Provide only the number of lines in the following data that contain "this".

+ + + +

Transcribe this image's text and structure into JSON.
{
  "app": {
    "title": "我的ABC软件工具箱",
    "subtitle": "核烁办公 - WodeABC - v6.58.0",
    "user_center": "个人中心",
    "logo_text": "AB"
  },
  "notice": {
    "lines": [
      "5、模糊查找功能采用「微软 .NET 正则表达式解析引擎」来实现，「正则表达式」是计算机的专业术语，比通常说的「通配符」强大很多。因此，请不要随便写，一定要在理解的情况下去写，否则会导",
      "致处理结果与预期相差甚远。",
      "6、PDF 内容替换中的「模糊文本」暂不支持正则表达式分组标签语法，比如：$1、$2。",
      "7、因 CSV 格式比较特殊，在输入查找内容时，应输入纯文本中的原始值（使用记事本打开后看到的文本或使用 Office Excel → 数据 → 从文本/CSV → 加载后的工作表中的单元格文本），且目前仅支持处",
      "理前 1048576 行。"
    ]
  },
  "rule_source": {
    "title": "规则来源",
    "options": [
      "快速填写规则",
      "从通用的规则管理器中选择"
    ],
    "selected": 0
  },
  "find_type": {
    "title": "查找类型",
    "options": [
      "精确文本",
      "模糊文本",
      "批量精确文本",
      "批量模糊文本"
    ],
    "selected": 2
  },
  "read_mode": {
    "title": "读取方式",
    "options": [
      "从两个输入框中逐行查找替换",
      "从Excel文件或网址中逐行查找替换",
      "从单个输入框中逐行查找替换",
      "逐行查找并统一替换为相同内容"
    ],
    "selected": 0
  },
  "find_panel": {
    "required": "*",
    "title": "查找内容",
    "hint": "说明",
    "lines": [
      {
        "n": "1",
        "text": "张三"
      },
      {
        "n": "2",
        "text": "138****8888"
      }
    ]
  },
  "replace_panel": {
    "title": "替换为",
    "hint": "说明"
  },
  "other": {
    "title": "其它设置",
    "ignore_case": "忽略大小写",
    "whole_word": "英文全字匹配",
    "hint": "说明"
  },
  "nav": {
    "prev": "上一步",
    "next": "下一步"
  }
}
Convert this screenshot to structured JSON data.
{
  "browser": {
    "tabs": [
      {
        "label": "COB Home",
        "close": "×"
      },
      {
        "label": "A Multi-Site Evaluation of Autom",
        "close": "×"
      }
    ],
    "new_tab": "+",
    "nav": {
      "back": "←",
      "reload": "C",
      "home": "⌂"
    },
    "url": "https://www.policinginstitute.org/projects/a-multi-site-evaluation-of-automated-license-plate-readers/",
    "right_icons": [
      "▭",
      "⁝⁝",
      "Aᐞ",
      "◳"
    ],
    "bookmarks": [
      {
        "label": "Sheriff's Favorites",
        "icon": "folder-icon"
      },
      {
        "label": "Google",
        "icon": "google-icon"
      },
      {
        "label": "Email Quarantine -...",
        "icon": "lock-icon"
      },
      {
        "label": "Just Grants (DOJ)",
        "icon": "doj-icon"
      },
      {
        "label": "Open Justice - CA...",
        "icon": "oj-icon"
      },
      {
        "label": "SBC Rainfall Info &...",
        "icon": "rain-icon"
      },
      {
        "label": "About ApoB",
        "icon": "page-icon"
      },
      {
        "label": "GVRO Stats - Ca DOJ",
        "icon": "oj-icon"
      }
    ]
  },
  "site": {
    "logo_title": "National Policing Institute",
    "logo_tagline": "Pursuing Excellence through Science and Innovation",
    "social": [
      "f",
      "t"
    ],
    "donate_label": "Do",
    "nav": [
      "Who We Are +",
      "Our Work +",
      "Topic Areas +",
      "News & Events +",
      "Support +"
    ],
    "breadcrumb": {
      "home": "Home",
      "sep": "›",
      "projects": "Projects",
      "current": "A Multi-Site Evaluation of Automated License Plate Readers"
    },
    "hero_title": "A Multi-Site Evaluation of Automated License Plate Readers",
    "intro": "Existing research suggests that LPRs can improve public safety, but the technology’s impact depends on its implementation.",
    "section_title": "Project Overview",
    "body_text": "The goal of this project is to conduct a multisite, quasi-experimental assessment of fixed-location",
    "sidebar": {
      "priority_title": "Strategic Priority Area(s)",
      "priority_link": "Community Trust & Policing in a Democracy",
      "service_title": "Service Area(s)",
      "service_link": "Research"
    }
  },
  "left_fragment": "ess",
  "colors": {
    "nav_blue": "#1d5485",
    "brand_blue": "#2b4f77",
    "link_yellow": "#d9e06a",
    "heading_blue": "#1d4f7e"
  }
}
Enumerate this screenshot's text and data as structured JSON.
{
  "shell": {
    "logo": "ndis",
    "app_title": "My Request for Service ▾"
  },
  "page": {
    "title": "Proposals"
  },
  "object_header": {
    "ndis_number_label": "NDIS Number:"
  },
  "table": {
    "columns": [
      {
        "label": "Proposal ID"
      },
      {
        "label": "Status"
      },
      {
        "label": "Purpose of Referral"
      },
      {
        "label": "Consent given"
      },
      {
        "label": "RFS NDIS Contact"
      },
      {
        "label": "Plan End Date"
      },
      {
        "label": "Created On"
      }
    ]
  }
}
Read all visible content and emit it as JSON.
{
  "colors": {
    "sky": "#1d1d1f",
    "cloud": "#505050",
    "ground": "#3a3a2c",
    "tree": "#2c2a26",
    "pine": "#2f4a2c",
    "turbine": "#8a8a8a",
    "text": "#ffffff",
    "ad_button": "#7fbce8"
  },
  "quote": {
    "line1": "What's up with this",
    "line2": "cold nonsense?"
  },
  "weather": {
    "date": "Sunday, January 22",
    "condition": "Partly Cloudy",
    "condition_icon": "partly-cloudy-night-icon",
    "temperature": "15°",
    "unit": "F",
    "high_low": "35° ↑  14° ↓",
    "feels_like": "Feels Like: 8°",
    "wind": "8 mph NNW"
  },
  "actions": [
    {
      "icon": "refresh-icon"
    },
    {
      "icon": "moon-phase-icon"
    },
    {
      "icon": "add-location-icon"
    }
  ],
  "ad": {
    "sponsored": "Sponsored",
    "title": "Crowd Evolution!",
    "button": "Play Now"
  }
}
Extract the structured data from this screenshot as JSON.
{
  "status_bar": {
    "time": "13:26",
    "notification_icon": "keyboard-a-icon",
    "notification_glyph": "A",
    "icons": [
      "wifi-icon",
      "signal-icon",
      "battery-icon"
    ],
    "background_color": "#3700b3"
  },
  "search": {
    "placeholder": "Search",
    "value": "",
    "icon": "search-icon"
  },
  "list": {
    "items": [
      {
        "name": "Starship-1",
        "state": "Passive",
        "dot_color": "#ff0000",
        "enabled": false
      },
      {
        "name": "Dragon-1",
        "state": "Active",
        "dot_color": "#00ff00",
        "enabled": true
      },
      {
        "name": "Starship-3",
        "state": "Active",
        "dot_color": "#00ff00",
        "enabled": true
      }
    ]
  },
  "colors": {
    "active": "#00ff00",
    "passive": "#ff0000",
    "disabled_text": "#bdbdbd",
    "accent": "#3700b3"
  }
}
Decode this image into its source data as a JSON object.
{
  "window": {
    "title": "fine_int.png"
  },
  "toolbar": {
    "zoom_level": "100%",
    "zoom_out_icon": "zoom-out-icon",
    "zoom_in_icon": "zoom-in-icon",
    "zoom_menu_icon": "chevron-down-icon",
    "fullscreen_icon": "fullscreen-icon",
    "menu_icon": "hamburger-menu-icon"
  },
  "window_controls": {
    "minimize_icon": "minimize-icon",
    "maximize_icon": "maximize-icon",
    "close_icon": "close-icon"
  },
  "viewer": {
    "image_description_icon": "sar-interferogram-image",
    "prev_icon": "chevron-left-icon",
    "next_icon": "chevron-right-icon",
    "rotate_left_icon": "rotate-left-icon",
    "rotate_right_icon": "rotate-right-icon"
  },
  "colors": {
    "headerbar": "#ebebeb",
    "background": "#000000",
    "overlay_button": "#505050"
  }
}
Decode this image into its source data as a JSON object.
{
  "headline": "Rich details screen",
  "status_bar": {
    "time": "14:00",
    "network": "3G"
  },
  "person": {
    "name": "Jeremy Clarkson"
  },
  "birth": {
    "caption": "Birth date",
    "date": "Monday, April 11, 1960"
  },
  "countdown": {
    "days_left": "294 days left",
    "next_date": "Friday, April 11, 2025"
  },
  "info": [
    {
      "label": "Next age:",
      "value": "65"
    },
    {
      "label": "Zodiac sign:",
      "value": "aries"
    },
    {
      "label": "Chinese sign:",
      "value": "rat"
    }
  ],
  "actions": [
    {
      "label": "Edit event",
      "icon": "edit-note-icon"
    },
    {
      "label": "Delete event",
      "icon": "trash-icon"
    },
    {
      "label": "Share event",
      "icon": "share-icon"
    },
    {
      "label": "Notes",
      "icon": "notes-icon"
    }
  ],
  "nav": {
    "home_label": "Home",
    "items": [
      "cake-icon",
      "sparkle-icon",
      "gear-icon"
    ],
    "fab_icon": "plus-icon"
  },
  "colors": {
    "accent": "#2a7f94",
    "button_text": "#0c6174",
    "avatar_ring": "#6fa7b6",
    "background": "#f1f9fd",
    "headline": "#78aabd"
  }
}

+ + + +

OUTPUT OF THE TASK: 8